How to complete this task>
The data must be copied over exactly and in full.

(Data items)
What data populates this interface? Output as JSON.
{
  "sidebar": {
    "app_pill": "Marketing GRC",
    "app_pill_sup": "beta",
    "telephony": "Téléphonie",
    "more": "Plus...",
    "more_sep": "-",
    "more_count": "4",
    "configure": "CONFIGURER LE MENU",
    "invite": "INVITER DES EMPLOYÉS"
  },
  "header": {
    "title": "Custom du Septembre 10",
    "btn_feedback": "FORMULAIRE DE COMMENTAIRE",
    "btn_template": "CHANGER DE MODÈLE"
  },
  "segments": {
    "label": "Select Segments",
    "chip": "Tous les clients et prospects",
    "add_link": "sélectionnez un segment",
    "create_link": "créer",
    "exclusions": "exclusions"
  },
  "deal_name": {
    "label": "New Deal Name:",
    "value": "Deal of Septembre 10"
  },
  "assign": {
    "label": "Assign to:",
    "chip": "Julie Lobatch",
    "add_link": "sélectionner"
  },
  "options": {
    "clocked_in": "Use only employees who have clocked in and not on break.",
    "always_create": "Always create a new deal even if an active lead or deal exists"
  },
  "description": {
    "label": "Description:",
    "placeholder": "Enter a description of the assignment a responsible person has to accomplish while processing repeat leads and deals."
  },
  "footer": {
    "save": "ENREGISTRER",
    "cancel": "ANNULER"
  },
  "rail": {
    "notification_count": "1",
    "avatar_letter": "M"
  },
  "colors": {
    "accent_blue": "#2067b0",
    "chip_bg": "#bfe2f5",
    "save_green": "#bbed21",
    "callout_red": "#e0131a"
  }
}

Exercise response>
What data populates this interface? Output as JSON.
{
  "sidebar": {
    "app_pill": "Marketing GRC",
    "app_pill_sup": "beta",
    "telephony": "Téléphonie",
    "more": "Plus...",
    "more_sep": "-",
    "more_count": "4",
    "configure": "CONFIGURER LE MENU",
    "invite": "INVITER DES EMPLOYÉS"
  },
  "header": {
    "title": "Custom du Septembre 10",
    "btn_feedback": "FORMULAIRE DE COMMENTAIRE",
    "btn_template": "CHANGER DE MODÈLE"
  },
  "segments": {
    "label": "Select Segments",
    "chip": "Tous les clients et prospects",
    "add_link": "sélectionnez un segment",
    "create_link": "créer",
    "exclusions": "exclusions"
  },
  "deal_name": {
    "label": "New Deal Name:",
    "value": "Deal of Septembre 10"
  },
  "assign": {
    "label": "Assign to:",
    "chip": "Julie Lobatch",
    "add_link": "sélectionner"
  },
  "options": {
    "clocked_in": "Use only employees who have clocked in and not on break.",
    "always_create": "Always create a new deal even if an active lead or deal exists"
  },
  "description": {
    "label": "Description:",
    "placeholder": "Enter a description of the assignment a responsible person has to accomplish while processing repeat leads and deals."
  },
  "footer": {
    "save": "ENREGISTRER",
    "cancel": "ANNULER"
  },
  "rail": {
    "notification_count": "1",
    "avatar_letter": "M"
  },
  "colors": {
    "accent_blue": "#2067b0",
    "chip_bg": "#bfe2f5",
    "save_green": "#bbed21",
    "callout_red": "#e0131a"
  }
}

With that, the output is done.